++++ Exercise materials ++++

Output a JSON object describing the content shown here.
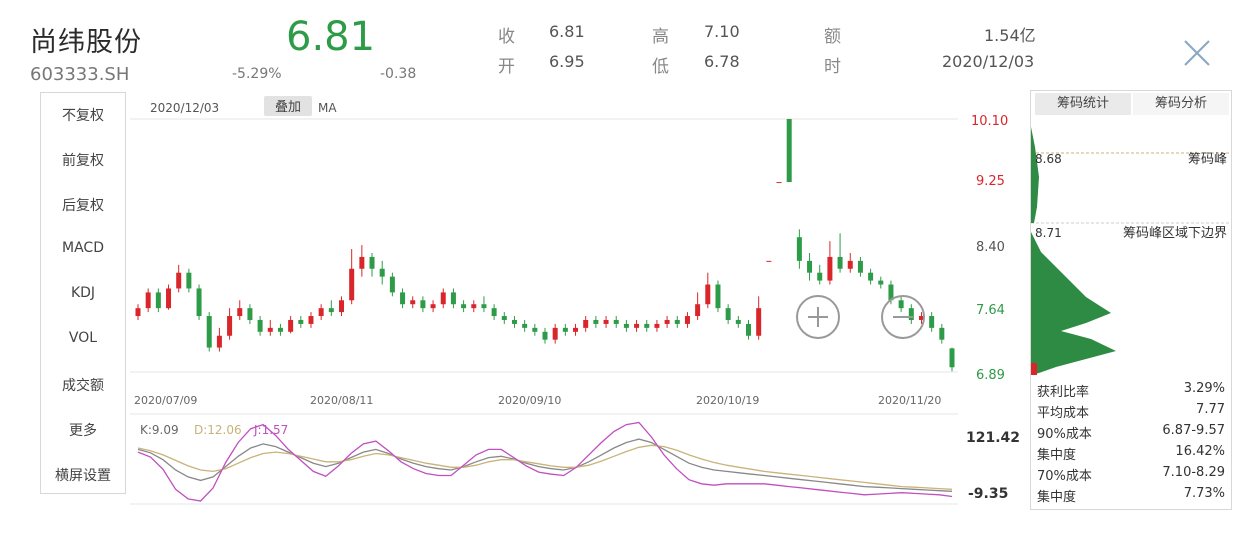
{
  "header": {
    "stock_name": "尚纬股份",
    "stock_code": "603333.SH",
    "price": "6.81",
    "change_pct": "-5.29%",
    "change_amt": "-0.38",
    "price_color": "#2e9b48",
    "quote": {
      "close_label": "收",
      "close_value": "6.81",
      "open_label": "开",
      "open_value": "6.95",
      "high_label": "高",
      "high_value": "7.10",
      "low_label": "低",
      "low_value": "6.78",
      "amount_label": "额",
      "amount_value": "1.54亿",
      "time_label": "时",
      "time_value": "2020/12/03"
    },
    "close_icon": "close-icon"
  },
  "left_menu": [
    {
      "label": "不复权",
      "active": false
    },
    {
      "label": "前复权",
      "active": true
    },
    {
      "label": "后复权",
      "active": false
    },
    {
      "label": "MACD",
      "active": false
    },
    {
      "label": "KDJ",
      "active": true
    },
    {
      "label": "VOL",
      "active": false
    },
    {
      "label": "成交额",
      "active": false
    },
    {
      "label": "更多",
      "active": false
    },
    {
      "label": "横屏设置",
      "active": true
    }
  ],
  "chart": {
    "date_label": "2020/12/03",
    "overlay_button": "叠加",
    "ma_label": "MA",
    "zoom_in_icon": "zoom-in-icon",
    "zoom_out_icon": "zoom-out-icon",
    "up_color": "#d9262b",
    "down_color": "#2e9b48"
  },
  "chart_data": [
    {
      "type": "candlestick",
      "title": "",
      "ylim": [
        6.89,
        10.1
      ],
      "y_ticks": [
        "10.10",
        "9.25",
        "8.40",
        "7.64",
        "6.89"
      ],
      "x_ticks": [
        "2020/07/09",
        "2020/08/11",
        "2020/09/10",
        "2020/10/19",
        "2020/11/20"
      ],
      "series": [
        {
          "o": 7.6,
          "c": 7.7,
          "h": 7.75,
          "l": 7.55
        },
        {
          "o": 7.7,
          "c": 7.9,
          "h": 7.95,
          "l": 7.65
        },
        {
          "o": 7.9,
          "c": 7.7,
          "h": 7.95,
          "l": 7.65
        },
        {
          "o": 7.7,
          "c": 7.95,
          "h": 8.0,
          "l": 7.68
        },
        {
          "o": 7.95,
          "c": 8.15,
          "h": 8.25,
          "l": 7.9
        },
        {
          "o": 8.15,
          "c": 7.95,
          "h": 8.2,
          "l": 7.9
        },
        {
          "o": 7.95,
          "c": 7.6,
          "h": 8.0,
          "l": 7.55
        },
        {
          "o": 7.6,
          "c": 7.2,
          "h": 7.65,
          "l": 7.15
        },
        {
          "o": 7.2,
          "c": 7.35,
          "h": 7.45,
          "l": 7.15
        },
        {
          "o": 7.35,
          "c": 7.6,
          "h": 7.7,
          "l": 7.3
        },
        {
          "o": 7.6,
          "c": 7.7,
          "h": 7.8,
          "l": 7.55
        },
        {
          "o": 7.7,
          "c": 7.55,
          "h": 7.75,
          "l": 7.5
        },
        {
          "o": 7.55,
          "c": 7.4,
          "h": 7.6,
          "l": 7.35
        },
        {
          "o": 7.4,
          "c": 7.45,
          "h": 7.55,
          "l": 7.35
        },
        {
          "o": 7.45,
          "c": 7.4,
          "h": 7.5,
          "l": 7.35
        },
        {
          "o": 7.4,
          "c": 7.55,
          "h": 7.6,
          "l": 7.38
        },
        {
          "o": 7.55,
          "c": 7.5,
          "h": 7.6,
          "l": 7.45
        },
        {
          "o": 7.5,
          "c": 7.6,
          "h": 7.65,
          "l": 7.45
        },
        {
          "o": 7.6,
          "c": 7.7,
          "h": 7.75,
          "l": 7.55
        },
        {
          "o": 7.7,
          "c": 7.65,
          "h": 7.8,
          "l": 7.6
        },
        {
          "o": 7.65,
          "c": 7.8,
          "h": 7.85,
          "l": 7.6
        },
        {
          "o": 7.8,
          "c": 8.2,
          "h": 8.45,
          "l": 7.75
        },
        {
          "o": 8.2,
          "c": 8.35,
          "h": 8.5,
          "l": 8.1
        },
        {
          "o": 8.35,
          "c": 8.2,
          "h": 8.4,
          "l": 8.1
        },
        {
          "o": 8.2,
          "c": 8.1,
          "h": 8.3,
          "l": 8.0
        },
        {
          "o": 8.1,
          "c": 7.9,
          "h": 8.15,
          "l": 7.85
        },
        {
          "o": 7.9,
          "c": 7.75,
          "h": 7.95,
          "l": 7.7
        },
        {
          "o": 7.75,
          "c": 7.8,
          "h": 7.85,
          "l": 7.7
        },
        {
          "o": 7.8,
          "c": 7.7,
          "h": 7.85,
          "l": 7.65
        },
        {
          "o": 7.7,
          "c": 7.75,
          "h": 7.8,
          "l": 7.65
        },
        {
          "o": 7.75,
          "c": 7.9,
          "h": 7.95,
          "l": 7.7
        },
        {
          "o": 7.9,
          "c": 7.75,
          "h": 7.95,
          "l": 7.7
        },
        {
          "o": 7.75,
          "c": 7.7,
          "h": 7.8,
          "l": 7.65
        },
        {
          "o": 7.7,
          "c": 7.75,
          "h": 7.8,
          "l": 7.65
        },
        {
          "o": 7.75,
          "c": 7.7,
          "h": 7.85,
          "l": 7.65
        },
        {
          "o": 7.7,
          "c": 7.6,
          "h": 7.75,
          "l": 7.55
        },
        {
          "o": 7.6,
          "c": 7.55,
          "h": 7.65,
          "l": 7.5
        },
        {
          "o": 7.55,
          "c": 7.5,
          "h": 7.6,
          "l": 7.45
        },
        {
          "o": 7.5,
          "c": 7.45,
          "h": 7.55,
          "l": 7.4
        },
        {
          "o": 7.45,
          "c": 7.4,
          "h": 7.5,
          "l": 7.35
        },
        {
          "o": 7.4,
          "c": 7.3,
          "h": 7.45,
          "l": 7.25
        },
        {
          "o": 7.3,
          "c": 7.45,
          "h": 7.5,
          "l": 7.25
        },
        {
          "o": 7.45,
          "c": 7.4,
          "h": 7.5,
          "l": 7.35
        },
        {
          "o": 7.4,
          "c": 7.45,
          "h": 7.5,
          "l": 7.35
        },
        {
          "o": 7.45,
          "c": 7.55,
          "h": 7.6,
          "l": 7.4
        },
        {
          "o": 7.55,
          "c": 7.5,
          "h": 7.6,
          "l": 7.45
        },
        {
          "o": 7.5,
          "c": 7.55,
          "h": 7.6,
          "l": 7.45
        },
        {
          "o": 7.55,
          "c": 7.5,
          "h": 7.6,
          "l": 7.45
        },
        {
          "o": 7.5,
          "c": 7.45,
          "h": 7.55,
          "l": 7.4
        },
        {
          "o": 7.45,
          "c": 7.5,
          "h": 7.55,
          "l": 7.4
        },
        {
          "o": 7.5,
          "c": 7.45,
          "h": 7.55,
          "l": 7.4
        },
        {
          "o": 7.45,
          "c": 7.5,
          "h": 7.55,
          "l": 7.4
        },
        {
          "o": 7.5,
          "c": 7.55,
          "h": 7.6,
          "l": 7.45
        },
        {
          "o": 7.55,
          "c": 7.5,
          "h": 7.6,
          "l": 7.45
        },
        {
          "o": 7.5,
          "c": 7.6,
          "h": 7.65,
          "l": 7.45
        },
        {
          "o": 7.6,
          "c": 7.75,
          "h": 7.9,
          "l": 7.55
        },
        {
          "o": 7.75,
          "c": 8.0,
          "h": 8.15,
          "l": 7.7
        },
        {
          "o": 8.0,
          "c": 7.7,
          "h": 8.05,
          "l": 7.65
        },
        {
          "o": 7.7,
          "c": 7.55,
          "h": 7.75,
          "l": 7.5
        },
        {
          "o": 7.55,
          "c": 7.5,
          "h": 7.6,
          "l": 7.45
        },
        {
          "o": 7.5,
          "c": 7.35,
          "h": 7.55,
          "l": 7.3
        },
        {
          "o": 7.35,
          "c": 7.7,
          "h": 7.85,
          "l": 7.3
        },
        {
          "o": 8.3,
          "c": 8.3,
          "h": 8.3,
          "l": 8.3
        },
        {
          "o": 9.3,
          "c": 9.3,
          "h": 9.3,
          "l": 9.3
        },
        {
          "o": 10.1,
          "c": 9.3,
          "h": 10.1,
          "l": 9.3
        },
        {
          "o": 8.6,
          "c": 8.3,
          "h": 8.7,
          "l": 8.2
        },
        {
          "o": 8.3,
          "c": 8.15,
          "h": 8.4,
          "l": 8.05
        },
        {
          "o": 8.15,
          "c": 8.05,
          "h": 8.25,
          "l": 8.0
        },
        {
          "o": 8.05,
          "c": 8.35,
          "h": 8.55,
          "l": 8.0
        },
        {
          "o": 8.35,
          "c": 8.2,
          "h": 8.65,
          "l": 8.15
        },
        {
          "o": 8.2,
          "c": 8.3,
          "h": 8.4,
          "l": 8.15
        },
        {
          "o": 8.3,
          "c": 8.15,
          "h": 8.35,
          "l": 8.1
        },
        {
          "o": 8.15,
          "c": 8.05,
          "h": 8.2,
          "l": 8.0
        },
        {
          "o": 8.05,
          "c": 8.0,
          "h": 8.1,
          "l": 7.95
        },
        {
          "o": 8.0,
          "c": 7.8,
          "h": 8.05,
          "l": 7.75
        },
        {
          "o": 7.8,
          "c": 7.7,
          "h": 7.85,
          "l": 7.65
        },
        {
          "o": 7.7,
          "c": 7.55,
          "h": 7.75,
          "l": 7.5
        },
        {
          "o": 7.55,
          "c": 7.6,
          "h": 7.65,
          "l": 7.5
        },
        {
          "o": 7.6,
          "c": 7.45,
          "h": 7.65,
          "l": 7.4
        },
        {
          "o": 7.45,
          "c": 7.3,
          "h": 7.5,
          "l": 7.25
        },
        {
          "o": 7.19,
          "c": 6.95,
          "h": 7.2,
          "l": 6.9
        }
      ]
    },
    {
      "type": "line",
      "title": "KDJ",
      "legend": [
        {
          "name": "K:9.09",
          "color": "#666666"
        },
        {
          "name": "D:12.06",
          "color": "#c9b37a"
        },
        {
          "name": "J:1.57",
          "color": "#c04fbf"
        }
      ],
      "ylim": [
        -9.35,
        121.42
      ],
      "y_ticks": [
        "121.42",
        "-9.35"
      ],
      "series": [
        {
          "name": "K",
          "color": "#888888",
          "values": [
            70,
            65,
            55,
            40,
            30,
            25,
            30,
            45,
            60,
            72,
            78,
            74,
            66,
            58,
            50,
            45,
            50,
            58,
            66,
            70,
            64,
            56,
            50,
            45,
            42,
            40,
            45,
            52,
            58,
            60,
            56,
            50,
            45,
            42,
            40,
            44,
            52,
            62,
            72,
            80,
            85,
            80,
            70,
            60,
            50,
            44,
            40,
            38,
            36,
            34,
            32,
            30,
            28,
            26,
            24,
            22,
            20,
            18,
            16,
            15,
            14,
            13,
            12,
            11,
            10,
            9.09
          ]
        },
        {
          "name": "D",
          "color": "#c9b37a",
          "values": [
            72,
            68,
            62,
            54,
            46,
            40,
            38,
            42,
            50,
            58,
            64,
            66,
            64,
            60,
            56,
            52,
            52,
            55,
            60,
            64,
            62,
            58,
            54,
            50,
            47,
            44,
            44,
            47,
            52,
            55,
            55,
            52,
            49,
            46,
            44,
            44,
            47,
            53,
            60,
            67,
            73,
            76,
            74,
            69,
            62,
            56,
            51,
            47,
            44,
            41,
            38,
            36,
            34,
            32,
            30,
            28,
            26,
            24,
            22,
            20,
            18,
            16,
            15,
            14,
            13,
            12.06
          ]
        },
        {
          "name": "J",
          "color": "#c04fbf",
          "values": [
            66,
            59,
            41,
            12,
            -2,
            -5,
            14,
            51,
            80,
            100,
            106,
            90,
            70,
            54,
            38,
            31,
            46,
            64,
            78,
            82,
            68,
            52,
            42,
            35,
            32,
            32,
            47,
            62,
            70,
            70,
            58,
            46,
            37,
            34,
            32,
            44,
            62,
            80,
            96,
            106,
            109,
            88,
            62,
            42,
            26,
            20,
            18,
            20,
            20,
            20,
            20,
            18,
            16,
            14,
            12,
            10,
            8,
            6,
            4,
            5,
            6,
            7,
            6,
            5,
            4,
            1.57
          ]
        }
      ]
    },
    {
      "type": "bar",
      "title": "筹码统计",
      "orientation": "horizontal",
      "price_marks": [
        "8.68",
        "8.71"
      ],
      "annotations": [
        "筹码峰",
        "筹码峰区域下边界"
      ],
      "note": "chip distribution profile"
    }
  ],
  "chip_panel": {
    "tab_stats": "筹码统计",
    "tab_analysis": "筹码分析",
    "mark_top_price": "8.68",
    "mark_top_text": "筹码峰",
    "mark_mid_price": "8.71",
    "mark_mid_text": "筹码峰区域下边界",
    "stats": [
      {
        "label": "获利比率",
        "value": "3.29%"
      },
      {
        "label": "平均成本",
        "value": "7.77"
      },
      {
        "label": "90%成本",
        "value": "6.87-9.57"
      },
      {
        "label": "集中度",
        "value": "16.42%"
      },
      {
        "label": "70%成本",
        "value": "7.10-8.29"
      },
      {
        "label": "集中度",
        "value": "7.73%"
      }
    ]
  }
}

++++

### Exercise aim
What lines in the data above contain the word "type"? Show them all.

### Written answer
      "type": "candlestick",
      "type": "line",
      "type": "bar",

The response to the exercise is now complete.